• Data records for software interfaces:
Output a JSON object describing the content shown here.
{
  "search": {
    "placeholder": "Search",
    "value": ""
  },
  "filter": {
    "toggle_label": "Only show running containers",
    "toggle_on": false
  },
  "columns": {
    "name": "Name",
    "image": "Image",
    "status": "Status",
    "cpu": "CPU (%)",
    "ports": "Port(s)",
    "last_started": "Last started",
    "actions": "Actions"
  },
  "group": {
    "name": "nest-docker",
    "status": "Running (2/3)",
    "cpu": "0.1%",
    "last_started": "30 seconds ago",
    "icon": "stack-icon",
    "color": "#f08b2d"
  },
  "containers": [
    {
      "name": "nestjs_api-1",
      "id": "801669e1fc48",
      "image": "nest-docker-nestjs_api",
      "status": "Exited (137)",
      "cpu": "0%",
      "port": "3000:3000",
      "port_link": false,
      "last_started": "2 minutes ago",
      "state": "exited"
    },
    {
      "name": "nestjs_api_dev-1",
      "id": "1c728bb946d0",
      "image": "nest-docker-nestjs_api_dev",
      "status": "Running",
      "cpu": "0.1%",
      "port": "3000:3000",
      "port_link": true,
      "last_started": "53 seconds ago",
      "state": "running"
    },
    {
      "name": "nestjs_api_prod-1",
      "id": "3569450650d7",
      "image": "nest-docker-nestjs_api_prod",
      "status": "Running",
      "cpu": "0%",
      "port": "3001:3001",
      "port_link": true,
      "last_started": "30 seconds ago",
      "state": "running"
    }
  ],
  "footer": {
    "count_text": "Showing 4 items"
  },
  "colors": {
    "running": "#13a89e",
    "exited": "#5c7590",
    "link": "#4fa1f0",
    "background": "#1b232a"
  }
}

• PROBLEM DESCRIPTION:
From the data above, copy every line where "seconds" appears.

• SOLUTION BELOW:
    "last_started": "30 seconds ago",
      "last_started": "53 seconds ago",
      "last_started": "30 seconds ago",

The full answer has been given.